When a second call is allocated to the same modem, the failed counter is incremented by one again to the value ‘two’ and, as before, if the steady-state 98 is reached, the failed counter is set back to zero at 110 in FIG. 5. Otherwise, the counter remains at the value ‘two’. The process of allocating calls to this modem continues in this manner and if it so happens that the failed counter reaches a predetermined threshold value, the modem is deemed defective or ‘bad’ and is flagged for recovery as shown in 104. The threshold value is configurable and could be changed as desired. An example of the threshold value is twenty allowing for twenty consecutive calls to fail before declaring the modem defective. Setting the threshold to a high value and counting only consecutive failures (as opposed to random and non-consecutive failures) allows for a higher probability of correctly declaring a modem to be defective. The entire process as shown in FIG. 5 is managed by the processor 34.
The number of failed attempts has to be consecutive for the failed counter at 102 to increase. Otherwise, there would at least be one successful attempt which means that steady-state 98 has been reached and the number of failed attempts has been set back to zero at 110. Furthermore, if the attempt to make connection fails at any of the states 88 through 96, the call is terminated, never reaching steady state 98. This is indicated in FIG. 5 at 100 where at any of the states 88 through 96, a call may be terminated and the failed counter is checked against the threshold value. If the number of failed attempts is greater than the threshold number, the modem (or DSP device) is flagged for recovery whereby the recovery process described above will be responsible for reloading the said modem. Otherwise, the failed counter at 102 is simply incremented by one when a new call is allocated to the modem as shown in 88.

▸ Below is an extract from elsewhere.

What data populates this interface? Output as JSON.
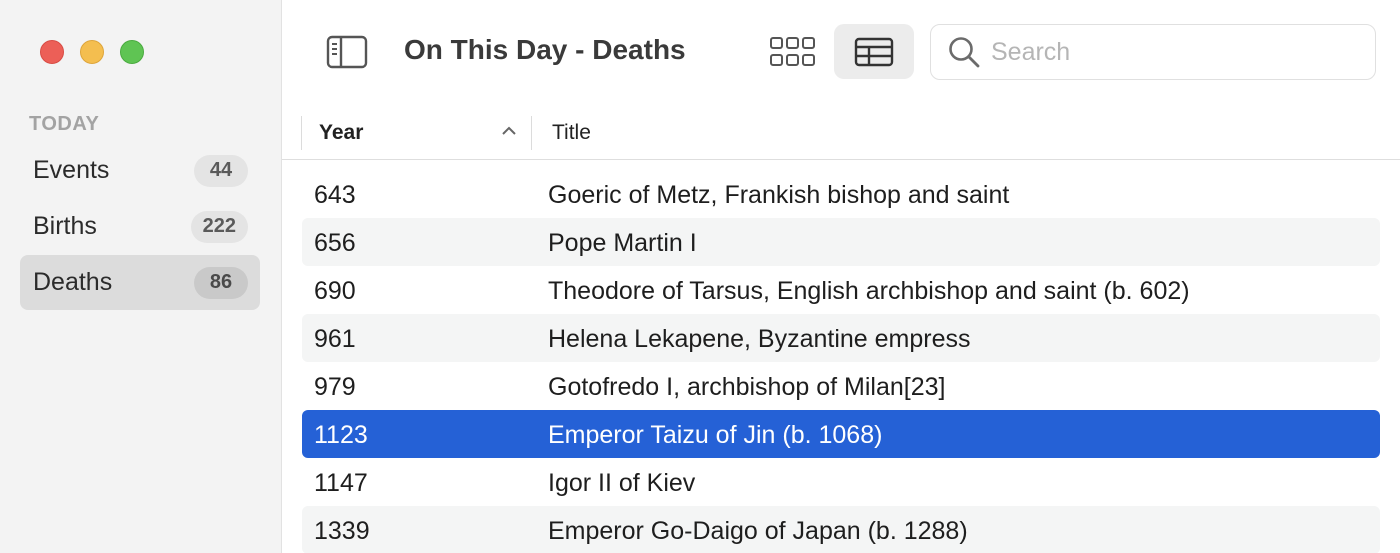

While the present invention has been discussed herein with reference to particular embodiments employing DSP devices, other embodiments may be employed without departing from the scope and spirit of the present invention. For instance, rather than a NAS, any embedded system having multiple processors (not necessarily DSP devices) that are grouped in modules and managed by a central processor (such as processor 34) may be employed.
Although the present invention has been described in terms of specific embodiments it is anticipated that alterations and modifications thereof will no doubt become apparent to those skilled in the art. It is therefore intended that the following claims be interpreted as covering all such alterations and modification as fall within the true spirit and scope of the invention.